For samples with limited nucleic acid content, such an experiment may only be achieved by performing multiplexed qPCR assays. Even when working with abundant nucleic acids, multiplexing can save time and money. Achieving successful multiplex assays depends upon several criteria, including using robust assays, correct reagent and target concentrations, and appropriate cycling parameters.
Using data from several assays, we demonstrate how PrimeTime™ qPCR Assays simplify a 4-plex assay system, and discuss factors that influence the success of using these assays in a multiplex format. We also compare the use of master mixes assembled de novo to commercially available reagents and discuss their effects on multiplex assays.
Covered in this video:
Multiplexing: What is it good for?

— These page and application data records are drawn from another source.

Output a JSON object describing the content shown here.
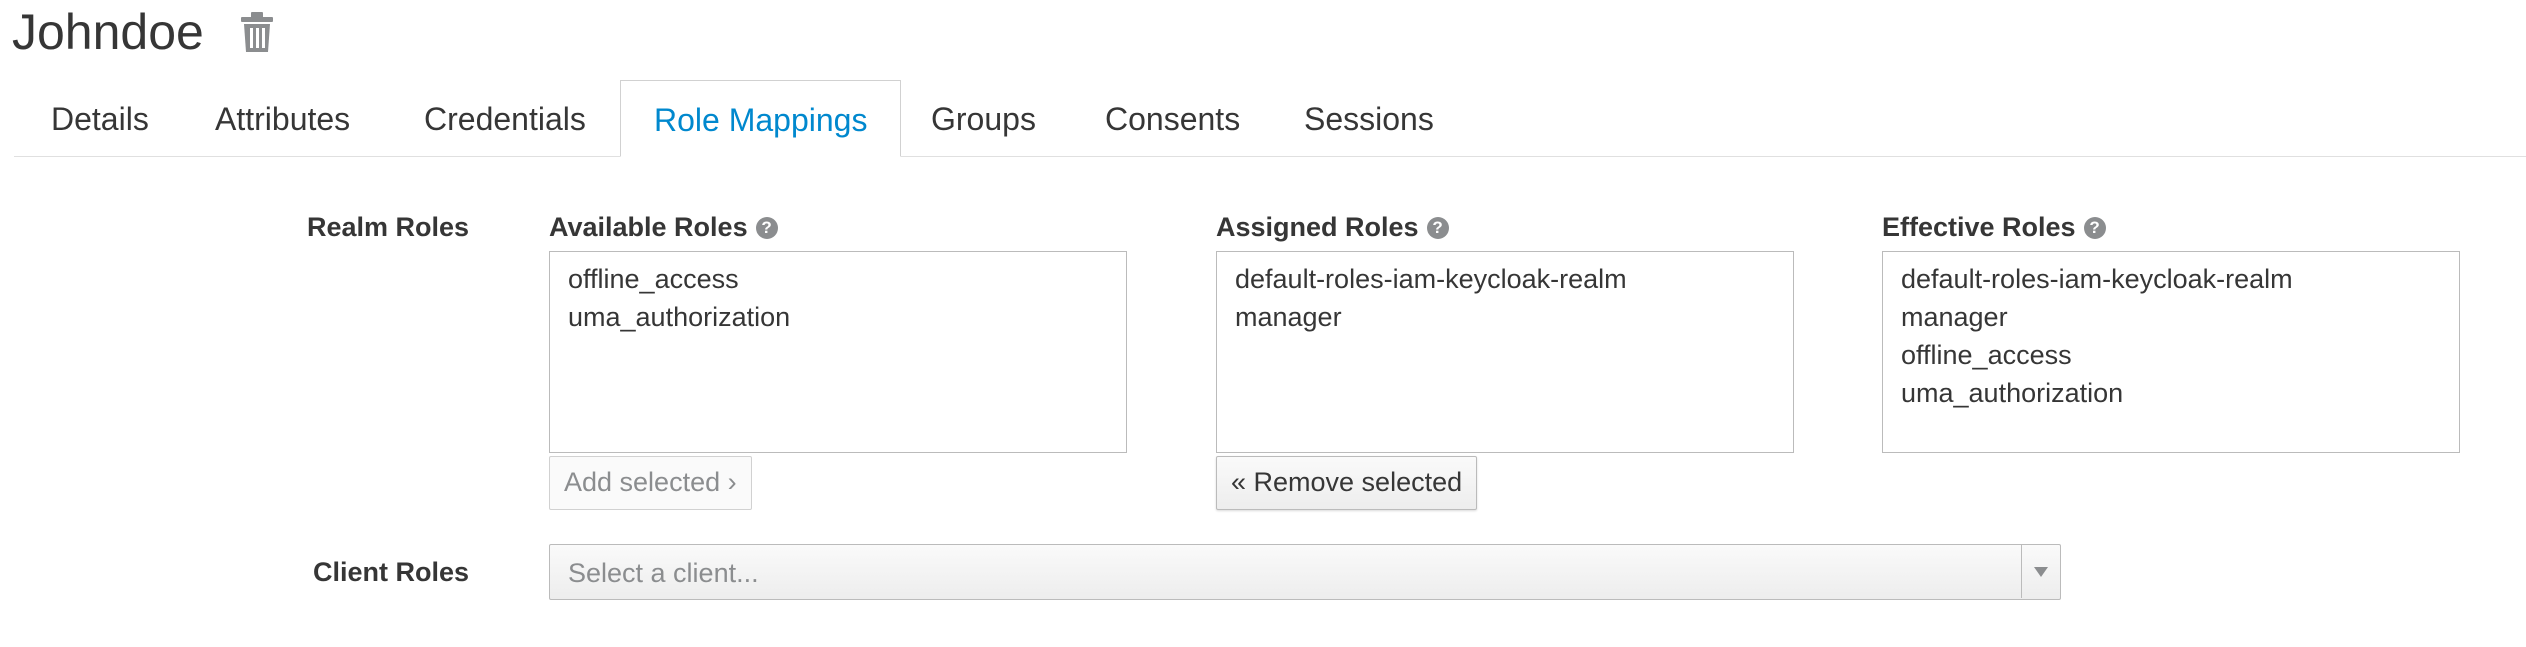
{
  "header": {
    "title": "Johndoe",
    "delete_icon": "trash-icon"
  },
  "tabs": [
    {
      "label": "Details"
    },
    {
      "label": "Attributes"
    },
    {
      "label": "Credentials"
    },
    {
      "label": "Role Mappings",
      "active": true
    },
    {
      "label": "Groups"
    },
    {
      "label": "Consents"
    },
    {
      "label": "Sessions"
    }
  ],
  "realm_roles": {
    "label": "Realm Roles",
    "available": {
      "title": "Available Roles",
      "items": [
        "offline_access",
        "uma_authorization"
      ],
      "button": "Add selected ›"
    },
    "assigned": {
      "title": "Assigned Roles",
      "items": [
        "default-roles-iam-keycloak-realm",
        "manager"
      ],
      "button": "« Remove selected"
    },
    "effective": {
      "title": "Effective Roles",
      "items": [
        "default-roles-iam-keycloak-realm",
        "manager",
        "offline_access",
        "uma_authorization"
      ]
    }
  },
  "client_roles": {
    "label": "Client Roles",
    "placeholder": "Select a client..."
  },
  "colors": {
    "accent": "#0088ce",
    "text": "#363636",
    "muted": "#8b8d8f"
  }
}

Proper choice of flourescent dyes and dark quenchers combinations available from IDT
Commercial Mixes Tested
Hallmarks of Successful Multiplex Assay
Primetime qPCR Assays
Quadruplex Series - PerfeCTa Multiplex qPCR SuperMix
Multiplexing with Varying Target Concentrations
Common Problems with Multiplexing
Overcoming Signal Intensity Loss with Commercial Mixes
Reaction setup using in-house assembled mix